A manager is also respected when he is either a true friend or a downright enemy, that is to say, when, without any reservation, he declares himself in favour of one party against the other; which course will always be more advantageous than standing neutral; because if two of your powerful peers are at odds on some topic, they are of such a character that, if one of them wins, you have either to fear him or not. In either case it will always be more advantageous for you to declare yourself and to make sides strenuously; because, in the first case, if you do not declare yourself, you will invariably fall a prey to the winner, to the pleasure and satisfaction of him who has lost, and you will have no reasons to offer, nor anything to protect or to shelter you.
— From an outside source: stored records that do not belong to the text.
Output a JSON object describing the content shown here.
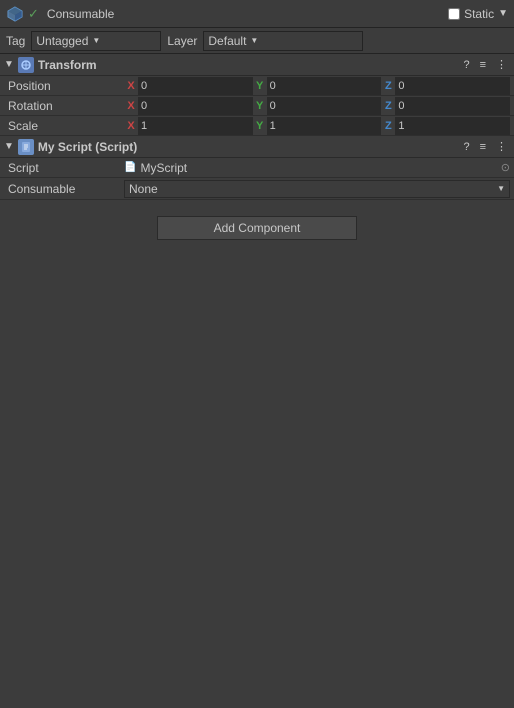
{
  "topBar": {
    "objectName": "Consumable",
    "staticLabel": "Static",
    "staticChecked": false,
    "dropdownArrow": "▼"
  },
  "tagLayer": {
    "tagLabel": "Tag",
    "tagValue": "Untagged",
    "layerLabel": "Layer",
    "layerValue": "Default"
  },
  "transform": {
    "sectionTitle": "Transform",
    "position": {
      "label": "Position",
      "x": "0",
      "y": "0",
      "z": "0"
    },
    "rotation": {
      "label": "Rotation",
      "x": "0",
      "y": "0",
      "z": "0"
    },
    "scale": {
      "label": "Scale",
      "x": "1",
      "y": "1",
      "z": "1"
    }
  },
  "myScript": {
    "sectionTitle": "My Script (Script)",
    "scriptLabel": "Script",
    "scriptValue": "MyScript",
    "consumableLabel": "Consumable",
    "consumableValue": "None"
  },
  "addComponent": {
    "label": "Add Component"
  },
  "icons": {
    "questionMark": "?",
    "settings": "≡",
    "overflow": "⋮",
    "checkmark": "✓"
  }
}
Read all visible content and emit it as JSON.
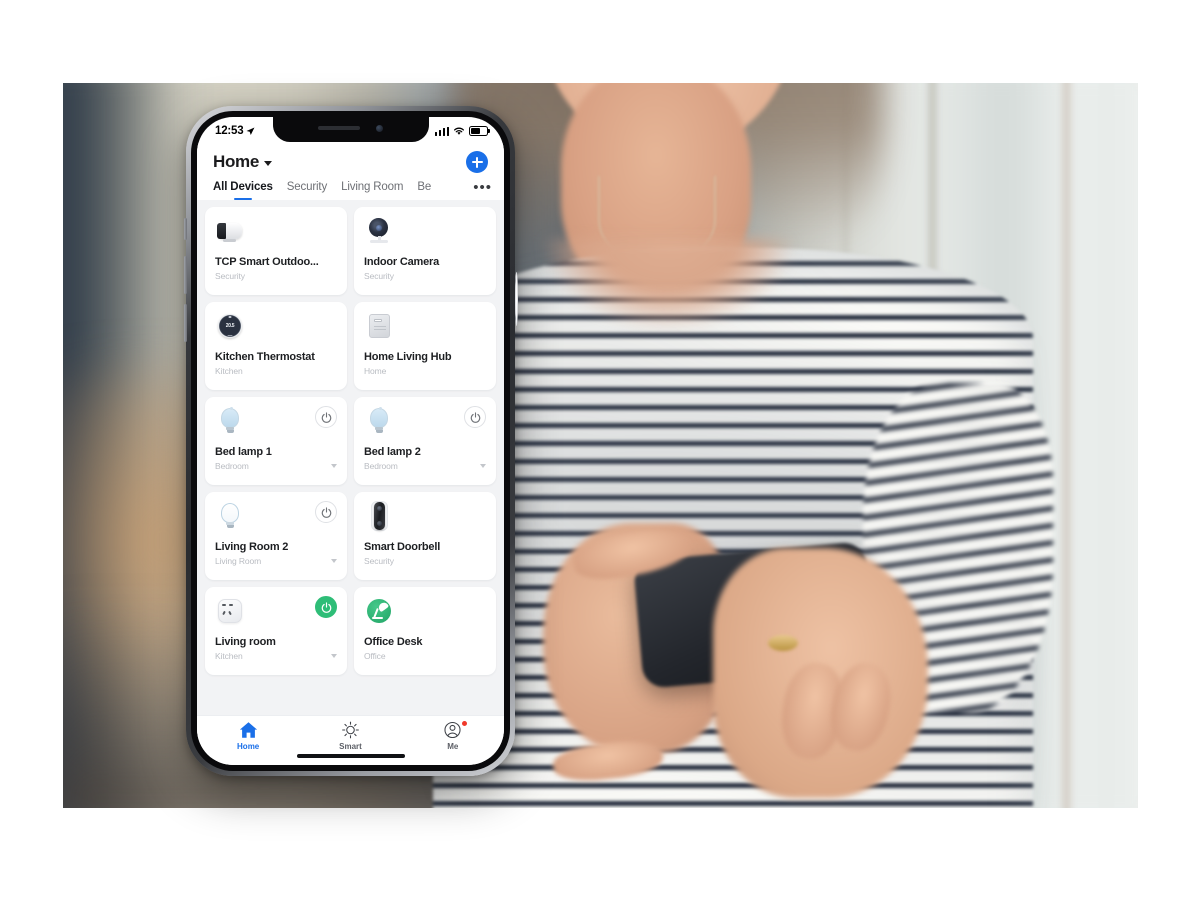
{
  "status_bar": {
    "time": "12:53",
    "location_icon": "location-arrow-icon",
    "signal_icon": "cellular-signal-icon",
    "wifi_icon": "wifi-icon",
    "battery_icon": "battery-icon",
    "battery_level": 60
  },
  "header": {
    "home_label": "Home",
    "chevron_icon": "chevron-down-icon",
    "add_icon": "plus-icon"
  },
  "tabs": {
    "items": [
      {
        "label": "All Devices",
        "active": true
      },
      {
        "label": "Security",
        "active": false
      },
      {
        "label": "Living Room",
        "active": false
      },
      {
        "label": "Be",
        "active": false
      }
    ],
    "overflow_label": "•••"
  },
  "devices": [
    {
      "name": "TCP Smart Outdoo...",
      "room": "Security",
      "icon": "outdoor-camera-icon",
      "has_power": false,
      "power_on": false,
      "has_chevron": false
    },
    {
      "name": "Indoor Camera",
      "room": "Security",
      "icon": "indoor-camera-icon",
      "has_power": false,
      "power_on": false,
      "has_chevron": false
    },
    {
      "name": "Kitchen Thermostat",
      "room": "Kitchen",
      "icon": "thermostat-icon",
      "temperature": "20.5",
      "has_power": false,
      "power_on": false,
      "has_chevron": false
    },
    {
      "name": "Home Living Hub",
      "room": "Home",
      "icon": "hub-icon",
      "has_power": false,
      "power_on": false,
      "has_chevron": false
    },
    {
      "name": "Bed lamp 1",
      "room": "Bedroom",
      "icon": "bulb-icon",
      "has_power": true,
      "power_on": false,
      "has_chevron": true
    },
    {
      "name": "Bed lamp 2",
      "room": "Bedroom",
      "icon": "bulb-icon",
      "has_power": true,
      "power_on": false,
      "has_chevron": true
    },
    {
      "name": "Living Room 2",
      "room": "Living Room",
      "icon": "bulb-off-icon",
      "has_power": true,
      "power_on": false,
      "has_chevron": true
    },
    {
      "name": "Smart Doorbell",
      "room": "Security",
      "icon": "doorbell-icon",
      "has_power": false,
      "power_on": false,
      "has_chevron": false
    },
    {
      "name": "Living room",
      "room": "Kitchen",
      "icon": "smart-plug-icon",
      "has_power": true,
      "power_on": true,
      "has_chevron": true
    },
    {
      "name": "Office Desk",
      "room": "Office",
      "icon": "desk-lamp-icon",
      "has_power": false,
      "power_on": false,
      "has_chevron": false
    }
  ],
  "tabbar": {
    "items": [
      {
        "label": "Home",
        "icon": "home-icon",
        "active": true,
        "badge": false
      },
      {
        "label": "Smart",
        "icon": "sun-icon",
        "active": false,
        "badge": false
      },
      {
        "label": "Me",
        "icon": "account-icon",
        "active": false,
        "badge": true
      }
    ]
  },
  "colors": {
    "accent_blue": "#1a6fe8",
    "active_green": "#2ebd77",
    "badge_red": "#f0392b",
    "grid_bg": "#f2f3f5"
  }
}
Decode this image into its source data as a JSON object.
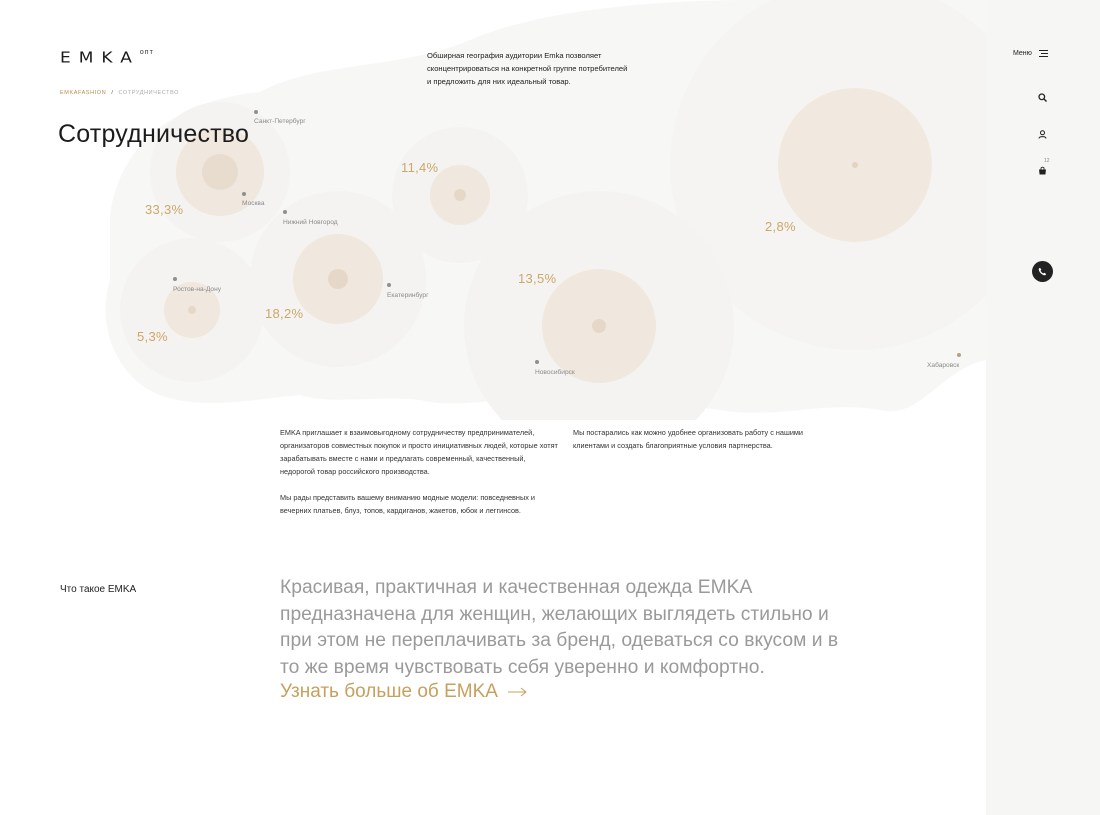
{
  "header": {
    "logo_word": "EMKA",
    "logo_sub": "опт",
    "intro_text": "Обширная география аудитории Emka позволяет сконцентрироваться на конкретной группе потребителей и предложить для них идеальный товар."
  },
  "breadcrumb": {
    "home": "EMKAFASHION",
    "separator": "/",
    "current": "СОТРУДНИЧЕСТВО"
  },
  "page_title": "Сотрудничество",
  "map": {
    "cities": [
      "Санкт-Петербург",
      "Москва",
      "Нижний Новгород",
      "Ростов-на-Дону",
      "Екатеринбург",
      "Новосибирск",
      "Хабаровск"
    ],
    "percents": [
      "11,4%",
      "33,3%",
      "2,8%",
      "13,5%",
      "18,2%",
      "5,3%"
    ],
    "accent_color": "#c9a86a",
    "bubble_color": "#f1e9df"
  },
  "content": {
    "left_paragraphs": [
      "EMKA приглашает к взаимовыгодному сотрудничеству предпринимателей, организаторов совместных покупок и просто инициативных людей, которые хотят зарабатывать вместе с нами и предлагать современный, качественный, недорогой товар российского производства.",
      "Мы рады представить вашему вниманию модные модели: повседневных и вечерних платьев, блуз, топов, кардиганов, жакетов, юбок и леггинсов."
    ],
    "right_paragraph": "Мы постарались как можно удобнее организовать работу с нашими клиентами и создать благоприятные условия партнерства."
  },
  "about": {
    "label": "Что такое EMKA",
    "text": "Красивая, практичная и качественная одежда EMKA предназначена для женщин, желающих выглядеть стильно и при этом не переплачивать за бренд, одеваться со вкусом и в то же время чувствовать себя уверенно и комфортно.",
    "link_label": "Узнать больше об EMKA"
  },
  "sidebar": {
    "menu_label": "Меню",
    "cart_count": "12",
    "icons": [
      "search-icon",
      "user-icon",
      "cart-icon",
      "phone-icon"
    ]
  }
}
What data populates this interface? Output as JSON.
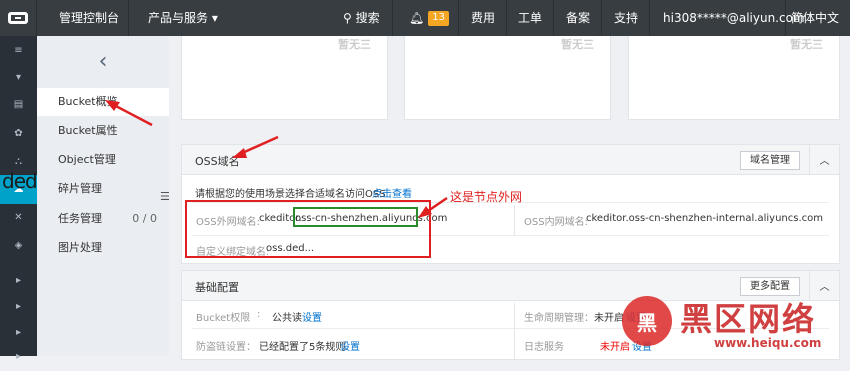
{
  "topbar": {
    "console": "管理控制台",
    "products": "产品与服务 ▾",
    "search": "搜索",
    "notify_count": "13",
    "fees": "费用",
    "tickets": "工单",
    "record": "备案",
    "support": "支持",
    "user": "hi308*****@aliyun.com",
    "language": "简体中文"
  },
  "sidebar": {
    "back_icon": "chevron-left-icon",
    "items": [
      {
        "label": "Bucket概览"
      },
      {
        "label": "Bucket属性"
      },
      {
        "label": "Object管理"
      },
      {
        "label": "碎片管理"
      },
      {
        "label": "任务管理",
        "count": "0 / 0"
      },
      {
        "label": "图片处理"
      }
    ],
    "overlay_text": "dede"
  },
  "cards": [
    {
      "watermark": "暂无三"
    },
    {
      "watermark": "暂无三"
    },
    {
      "watermark": "暂无三"
    }
  ],
  "oss_domain": {
    "title": "OSS域名",
    "manage_button": "域名管理",
    "hint": "请根据您的使用场景选择合适域名访问OSS",
    "hint_link": "点击查看",
    "external_label": "OSS外网域名:",
    "external_prefix": "ckeditor.",
    "external_value": "oss-cn-shenzhen.aliyuncs.com",
    "internal_label": "OSS内网域名:",
    "internal_value": "ckeditor.oss-cn-shenzhen-internal.aliyuncs.com",
    "custom_label": "自定义绑定域名:",
    "custom_value": "oss.ded..."
  },
  "basic_config": {
    "title": "基础配置",
    "more_button": "更多配置",
    "bucket_perm_label": "Bucket权限",
    "bucket_perm_value": "公共读",
    "bucket_perm_link": "设置",
    "lifecycle_label": "生命周期管理：",
    "lifecycle_value": "未开启",
    "lifecycle_link": "设置",
    "hotlink_label": "防盗链设置：",
    "hotlink_value": "已经配置了5条规则",
    "hotlink_link": "设置",
    "log_label": "日志服务",
    "log_value": "未开启",
    "log_link": "设置"
  },
  "annotation": {
    "text": "这是节点外网"
  },
  "watermark": {
    "circle": "黑",
    "brand": "黑区网络",
    "site": "www.heiqu.com"
  },
  "colors": {
    "topbar": "#373d41",
    "leftbar": "#293038",
    "accent": "#00a2ca",
    "annotation": "#e02020",
    "highlight": "#2a8a2a",
    "link": "#0070cc"
  }
}
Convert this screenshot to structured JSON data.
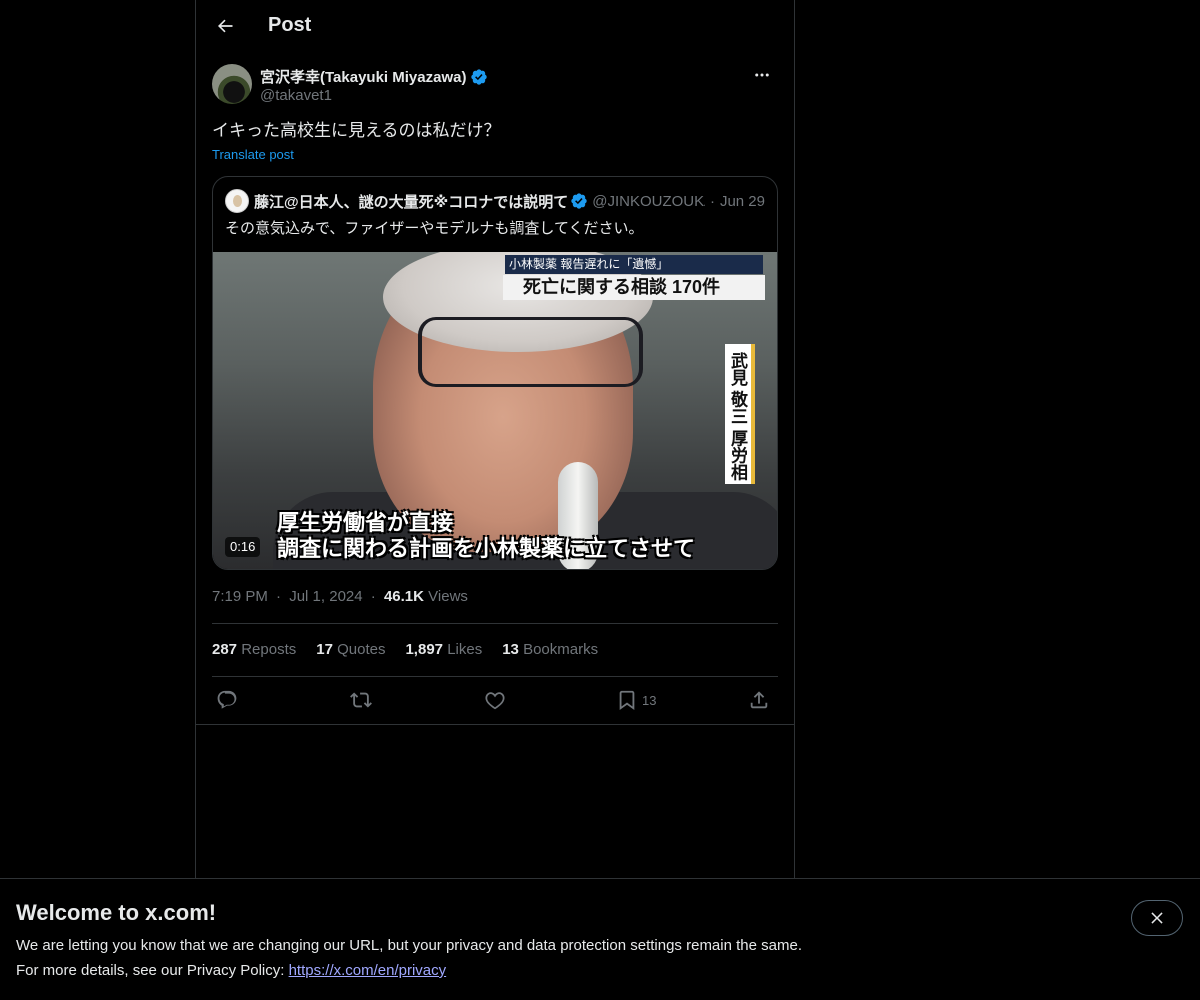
{
  "header": {
    "title": "Post"
  },
  "post": {
    "author_name": "宮沢孝幸(Takayuki Miyazawa)",
    "handle": "@takavet1",
    "text": "イキった高校生に見えるのは私だけ？",
    "translate_label": "Translate post",
    "time": "7:19 PM",
    "date": "Jul 1, 2024",
    "views_count": "46.1K",
    "views_label": "Views",
    "separator": "·"
  },
  "quote": {
    "author_name": "藤江@日本人、謎の大量死※コロナでは説明て",
    "handle": "@JINKOUZOUKA",
    "separator": "·",
    "date": "Jun 29",
    "text": "その意気込みで、ファイザーやモデルナも調査してください。",
    "video": {
      "caption_top": "小林製薬 報告遅れに「遺憾」",
      "caption_main": "死亡に関する相談 170件",
      "name_strip": "武見 敬三 厚労相",
      "subtitle_line1": "厚生労働省が直接",
      "subtitle_line2": "調査に関わる計画を小林製薬に立てさせて",
      "duration": "0:16"
    }
  },
  "stats": {
    "reposts_count": "287",
    "reposts_label": "Reposts",
    "quotes_count": "17",
    "quotes_label": "Quotes",
    "likes_count": "1,897",
    "likes_label": "Likes",
    "bookmarks_count": "13",
    "bookmarks_label": "Bookmarks"
  },
  "actions": {
    "bookmark_count": "13"
  },
  "banner": {
    "title": "Welcome to x.com!",
    "line1": "We are letting you know that we are changing our URL, but your privacy and data protection settings remain the same.",
    "line2_prefix": "For more details, see our Privacy Policy: ",
    "link": "https://x.com/en/privacy"
  },
  "colors": {
    "accent": "#1d9bf0",
    "background": "#000000",
    "text": "#e7e9ea",
    "muted": "#71767b",
    "border": "#2f3336"
  },
  "icons": [
    "back-arrow-icon",
    "verified-badge-icon",
    "more-icon",
    "reply-icon",
    "repost-icon",
    "like-icon",
    "bookmark-icon",
    "share-icon",
    "close-icon"
  ]
}
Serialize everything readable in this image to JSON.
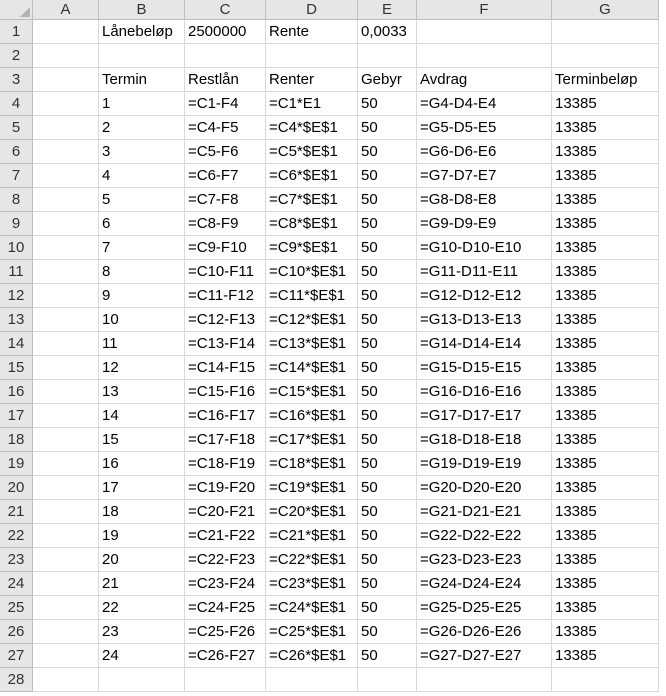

Because he who wins does not want doubtful friends who will not aid him in the time of trial; and he who loses will not harbour you because you did not willingly court his fate.
A manager ought also to show himself a patron of ability, and to honor the proficient in every skill. At the same time he should encourage his staff to perform their work peaceably so that no one should be deterred from performing their duties for fear lest they be taken away from him or another from being hired because of poor benefits; but the manager ought to offer rewards to whoever wishes to do these things and designs in any way to honor his department.
Further, he ought to entertain the people with celebrations and parties at convenient seasons of the year; and as his department is divided into teams he ought to hold such bodies in esteem, and associate with them sometimes, and show himself an example of courtesy and kindness; nevertheless, always maintaining the majesty of his rank, for this he must never consent to abate in anything.
CONCERNING THE DIRECT REPORTS OF MANAGERS
The choice of direct reports is of no little importance to a manager, and they are good or not according to the discrimination of the manager. And the first opinion which one forms of a manager, and of his understanding, is by observing the men he has around him; and when they are capable and faithful he may always be considered wise, because he has known how to recognize the capable and to keep them faithful. But when they are otherwise one cannot form a good opinion of him, for the prime error which he made was in choosing them.
There are many things that were left out. Some for space, some because I cringed as I was re-writing them. The cringing was because they hit pretty close to home. Overall, this should be read as a 'How Not To' rather than a 'How-To'.